Manero had teamed up with Alex's mom via the e-NABLE project, which seeks to create 3-D printed hands via online efforts, and after seven weeks of tests with an engineering team, finally created a working prototype. As reported by www.cbc.ca, Alex quickly learned how to use the technology in conjunction with his upper arm strength. Manero noted, "The first thing he did when he could actually control it a little bit was hug his mother."
Since Alex is young and will require upgrades as he grows, additional parts for the arm mechanism can be printed out, at a cost of $20-$50. A conventional prosthetic arm could run up to $40,000.
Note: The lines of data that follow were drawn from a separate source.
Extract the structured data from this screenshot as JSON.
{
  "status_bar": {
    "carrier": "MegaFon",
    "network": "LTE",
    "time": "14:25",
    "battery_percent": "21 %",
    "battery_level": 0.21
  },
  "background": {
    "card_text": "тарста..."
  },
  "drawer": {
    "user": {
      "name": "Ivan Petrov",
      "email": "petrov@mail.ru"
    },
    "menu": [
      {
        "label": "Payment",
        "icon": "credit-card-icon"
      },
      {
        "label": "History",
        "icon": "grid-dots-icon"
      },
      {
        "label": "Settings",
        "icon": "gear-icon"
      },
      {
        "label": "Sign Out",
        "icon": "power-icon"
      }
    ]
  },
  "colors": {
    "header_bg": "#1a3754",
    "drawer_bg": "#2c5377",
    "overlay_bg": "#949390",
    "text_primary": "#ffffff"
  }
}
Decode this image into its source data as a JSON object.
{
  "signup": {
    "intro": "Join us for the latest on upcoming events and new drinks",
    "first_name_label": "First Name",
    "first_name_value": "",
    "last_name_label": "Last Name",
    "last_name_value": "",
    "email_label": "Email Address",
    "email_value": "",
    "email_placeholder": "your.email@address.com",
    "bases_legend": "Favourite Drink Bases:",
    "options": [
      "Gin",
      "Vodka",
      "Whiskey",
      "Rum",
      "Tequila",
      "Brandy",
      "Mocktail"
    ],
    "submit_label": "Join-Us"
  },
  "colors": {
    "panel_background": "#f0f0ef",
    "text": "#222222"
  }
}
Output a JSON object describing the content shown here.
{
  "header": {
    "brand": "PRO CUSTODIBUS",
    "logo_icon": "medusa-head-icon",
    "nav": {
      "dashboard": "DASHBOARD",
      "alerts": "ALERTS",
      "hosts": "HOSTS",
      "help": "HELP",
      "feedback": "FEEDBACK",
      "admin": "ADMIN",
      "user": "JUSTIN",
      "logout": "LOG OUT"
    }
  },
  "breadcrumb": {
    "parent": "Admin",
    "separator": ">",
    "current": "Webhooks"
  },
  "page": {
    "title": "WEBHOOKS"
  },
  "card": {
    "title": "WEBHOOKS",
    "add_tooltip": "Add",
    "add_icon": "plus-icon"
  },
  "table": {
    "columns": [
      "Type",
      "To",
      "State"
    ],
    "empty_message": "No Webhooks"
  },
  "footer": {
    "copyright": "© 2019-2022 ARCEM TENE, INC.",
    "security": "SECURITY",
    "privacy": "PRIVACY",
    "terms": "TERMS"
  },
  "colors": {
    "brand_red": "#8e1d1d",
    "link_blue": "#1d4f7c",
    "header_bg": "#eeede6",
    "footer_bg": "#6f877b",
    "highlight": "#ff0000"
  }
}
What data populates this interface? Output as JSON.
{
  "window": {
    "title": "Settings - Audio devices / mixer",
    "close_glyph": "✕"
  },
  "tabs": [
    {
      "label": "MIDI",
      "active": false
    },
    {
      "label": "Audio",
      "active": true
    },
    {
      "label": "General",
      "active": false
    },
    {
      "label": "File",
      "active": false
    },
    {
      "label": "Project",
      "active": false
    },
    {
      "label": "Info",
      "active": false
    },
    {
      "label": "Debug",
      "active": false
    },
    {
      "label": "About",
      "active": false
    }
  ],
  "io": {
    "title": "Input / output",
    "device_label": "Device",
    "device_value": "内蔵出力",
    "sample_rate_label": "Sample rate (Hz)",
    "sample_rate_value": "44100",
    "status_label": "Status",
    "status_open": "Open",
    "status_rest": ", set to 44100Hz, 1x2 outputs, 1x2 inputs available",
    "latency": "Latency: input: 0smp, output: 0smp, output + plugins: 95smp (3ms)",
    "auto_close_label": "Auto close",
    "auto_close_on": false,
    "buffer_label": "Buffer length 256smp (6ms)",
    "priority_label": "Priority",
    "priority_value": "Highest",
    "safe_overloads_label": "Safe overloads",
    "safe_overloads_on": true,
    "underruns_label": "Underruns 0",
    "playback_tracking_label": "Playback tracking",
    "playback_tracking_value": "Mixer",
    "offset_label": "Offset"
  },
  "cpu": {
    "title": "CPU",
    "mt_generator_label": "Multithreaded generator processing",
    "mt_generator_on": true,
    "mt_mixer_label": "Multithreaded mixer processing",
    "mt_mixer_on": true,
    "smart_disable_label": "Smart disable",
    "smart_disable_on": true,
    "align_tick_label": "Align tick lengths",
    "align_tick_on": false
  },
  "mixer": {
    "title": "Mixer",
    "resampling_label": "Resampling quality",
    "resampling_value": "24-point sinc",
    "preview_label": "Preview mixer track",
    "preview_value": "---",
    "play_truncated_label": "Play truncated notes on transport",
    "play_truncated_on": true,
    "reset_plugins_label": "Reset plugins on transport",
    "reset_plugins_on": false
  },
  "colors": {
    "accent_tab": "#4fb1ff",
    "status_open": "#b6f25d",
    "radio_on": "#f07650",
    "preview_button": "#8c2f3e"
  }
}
High five for 3-D printed arms!
|Alex Pring and his innovative, inexpensive new arm.|